What I wrote was this:

"Be upset if you want to, but get over it [Torre not being extended] for Christ's sake. This team was on the way up when Torre got here; he didn't construct the '96-'01 team by himself.

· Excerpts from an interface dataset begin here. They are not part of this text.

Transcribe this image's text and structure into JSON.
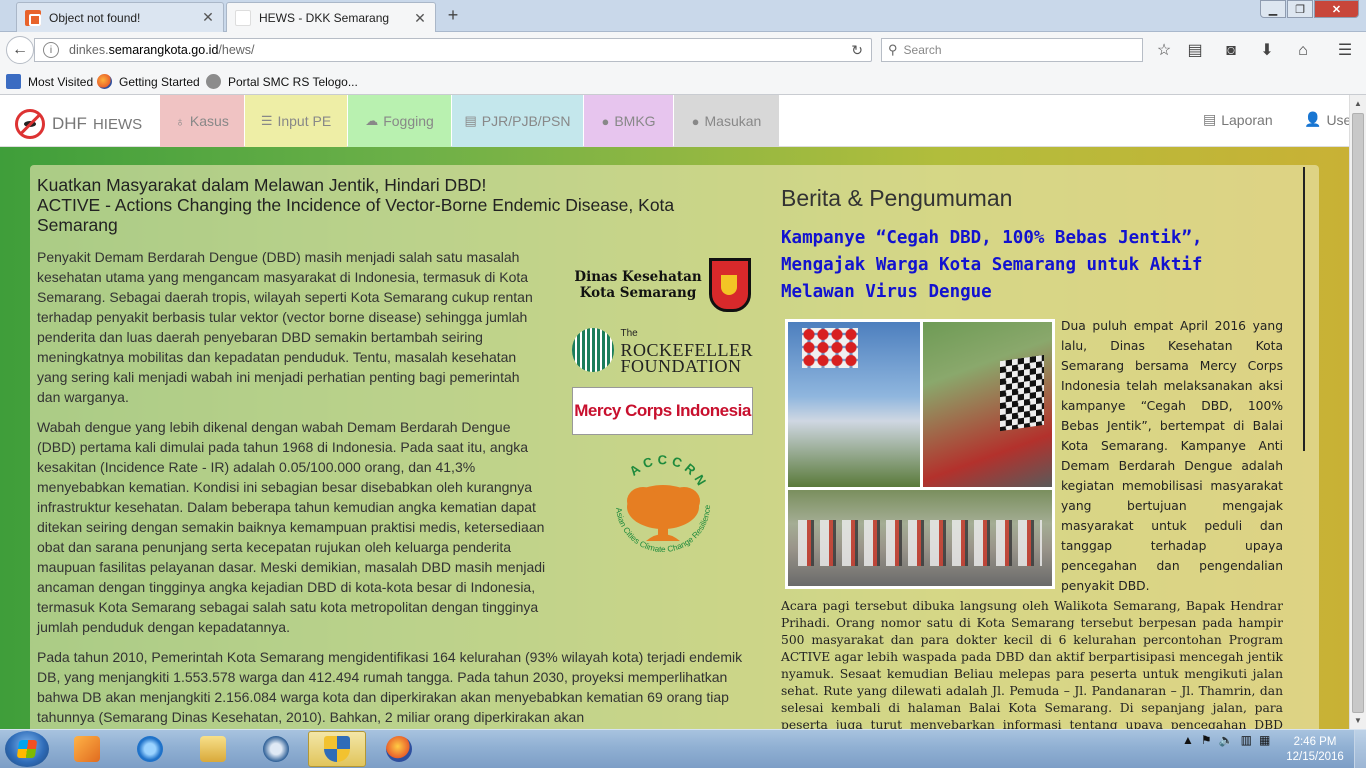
{
  "browser": {
    "tabs": [
      {
        "label": "Object not found!",
        "active": false
      },
      {
        "label": "HEWS - DKK Semarang",
        "active": true
      }
    ],
    "new_tab_symbol": "+",
    "url": {
      "prefix": "dinkes.",
      "host": "semarangkota.go.id",
      "path": "/hews/"
    },
    "search_placeholder": "Search",
    "bookmarks": [
      "Most Visited",
      "Getting Started",
      "Portal SMC RS Telogo..."
    ],
    "icons": [
      "back-icon",
      "info-icon",
      "reload-icon",
      "star-icon",
      "reading-list-icon",
      "pocket-icon",
      "download-icon",
      "home-icon",
      "menu-icon"
    ]
  },
  "app": {
    "brand": "DHF",
    "brand_sub": "HIEWS",
    "nav_tabs": [
      {
        "label": "Kasus",
        "icon": "stethoscope-icon",
        "color": "#f0c3c3"
      },
      {
        "label": "Input PE",
        "icon": "list-icon",
        "color": "#eeeea6"
      },
      {
        "label": "Fogging",
        "icon": "cloud-icon",
        "color": "#b9f1b0"
      },
      {
        "label": "PJR/PJB/PSN",
        "icon": "file-icon",
        "color": "#c4e7ec"
      },
      {
        "label": "BMKG",
        "icon": "comments-icon",
        "color": "#e7c5ee"
      },
      {
        "label": "Masukan",
        "icon": "comment-icon",
        "color": "#d8d8d8"
      }
    ],
    "right_links": [
      {
        "label": "Laporan",
        "icon": "book-icon"
      },
      {
        "label": "User",
        "icon": "user-icon"
      }
    ]
  },
  "main": {
    "heading_line1": "Kuatkan Masyarakat dalam Melawan Jentik, Hindari DBD!",
    "heading_line2": "ACTIVE - Actions Changing the Incidence of Vector-Borne Endemic Disease, Kota Semarang",
    "paragraphs": [
      "Penyakit Demam Berdarah Dengue (DBD) masih menjadi salah satu masalah kesehatan utama yang mengancam masyarakat di Indonesia, termasuk di Kota Semarang. Sebagai daerah tropis, wilayah seperti Kota Semarang cukup rentan terhadap penyakit berbasis tular vektor (vector borne disease) sehingga jumlah penderita dan luas daerah penyebaran DBD semakin bertambah seiring meningkatnya mobilitas dan kepadatan penduduk. Tentu, masalah kesehatan yang sering kali menjadi wabah ini menjadi perhatian penting bagi pemerintah dan warganya.",
      "Wabah dengue yang lebih dikenal dengan wabah Demam Berdarah Dengue (DBD) pertama kali dimulai pada tahun 1968 di Indonesia. Pada saat itu, angka kesakitan (Incidence Rate - IR) adalah 0.05/100.000 orang, dan 41,3% menyebabkan kematian. Kondisi ini sebagian besar disebabkan oleh kurangnya infrastruktur kesehatan. Dalam beberapa tahun kemudian angka kematian dapat ditekan seiring dengan semakin baiknya kemampuan praktisi medis, ketersediaan obat dan sarana penunjang serta kecepatan rujukan oleh keluarga penderita maupuan fasilitas pelayanan dasar. Meski demikian, masalah DBD masih menjadi ancaman dengan tingginya angka kejadian DBD di kota-kota besar di Indonesia, termasuk Kota Semarang sebagai salah satu kota metropolitan dengan tingginya jumlah penduduk dengan kepadatannya.",
      "Pada tahun 2010, Pemerintah Kota Semarang mengidentifikasi 164 kelurahan (93% wilayah kota) terjadi endemik DB, yang menjangkiti 1.553.578 warga dan 412.494 rumah tangga. Pada tahun 2030, proyeksi memperlihatkan bahwa DB akan menjangkiti 2.156.084 warga kota dan diperkirakan akan menyebabkan kematian 69 orang tiap tahunnya (Semarang Dinas Kesehatan, 2010). Bahkan, 2 miliar orang diperkirakan akan"
    ],
    "logos": {
      "dkk_line1": "Dinas Kesehatan",
      "dkk_line2": "Kota Semarang",
      "rf_the": "The",
      "rf_line1": "ROCKEFELLER",
      "rf_line2": "FOUNDATION",
      "mercy": "Mercy Corps Indonesia",
      "acccrn_top": "ACCCRN",
      "acccrn_ring": "Asian Cities Climate Change Resilience Network"
    }
  },
  "news": {
    "section_title": "Berita & Pengumuman",
    "article_title": "Kampanye “Cegah DBD, 100% Bebas Jentik”, Mengajak Warga Kota Semarang untuk Aktif Melawan Virus Dengue",
    "lead": "Dua puluh empat April 2016 yang lalu, Dinas Kesehatan Kota Semarang bersama Mercy Corps Indonesia telah melaksanakan aksi kampanye “Cegah DBD, 100% Bebas Jentik”, bertempat di Balai Kota Semarang. Kampanye Anti Demam Berdarah Dengue adalah kegiatan memobilisasi masyarakat yang bertujuan mengajak masyarakat untuk peduli dan tanggap terhadap upaya pencegahan dan pengendalian penyakit DBD.",
    "body": "Acara pagi tersebut dibuka langsung oleh Walikota Semarang, Bapak Hendrar Prihadi. Orang nomor satu di Kota Semarang tersebut berpesan pada hampir 500 masyarakat dan para dokter kecil di 6 kelurahan percontohan Program ACTIVE agar lebih waspada pada DBD dan aktif berpartisipasi mencegah jentik nyamuk. Sesaat kemudian Beliau melepas para peserta untuk mengikuti jalan sehat. Rute yang dilewati adalah Jl. Pemuda – Jl. Pandanaran – Jl. Thamrin, dan selesai kembali di halaman Balai Kota Semarang. Di sepanjang jalan, para peserta juga turut menyebarkan informasi tentang upaya pencegahan DBD pada masyarakat umum yang sedang mengikuti kegiatan Car Free"
  },
  "taskbar": {
    "clock_time": "2:46 PM",
    "clock_date": "12/15/2016",
    "apps": [
      "media-player-icon",
      "internet-explorer-icon",
      "file-explorer-icon",
      "network-globe-icon",
      "security-shield-icon",
      "firefox-icon"
    ]
  }
}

Most people think he won with Buck's team anyway, and give most of the credit to Don Zimmer."

It was all in a response to people who said the team was in dramatically bad shape before Joe got here, which is untrue.

And I say again: if you never heard someone say he won with Buck's team or mention that Joe couldn't win without Zim and that his managerial decisions were full of blunders once Zim was gone, then you haven't been paying attention.

Posted by: baileywalk [TypeKey Profile Page] at October 26, 2007 03:18 PM

"Most people think he won with Buck's team anyway, and give most of the credit to Don Zimmer"

"I just don't think you can state something as a fact when you don't know it's a fact."

I'll drop it because I enjoy reading your comments and I'm most likely fixating on semantics but I still want to hear where most people give most of the credit to Don Zimmer.

It sounds like your opinion to me, not a fact as you originally wrote it.

Posted by: RICH [TypeKey Profile Page] at October 26, 2007 03:43 PM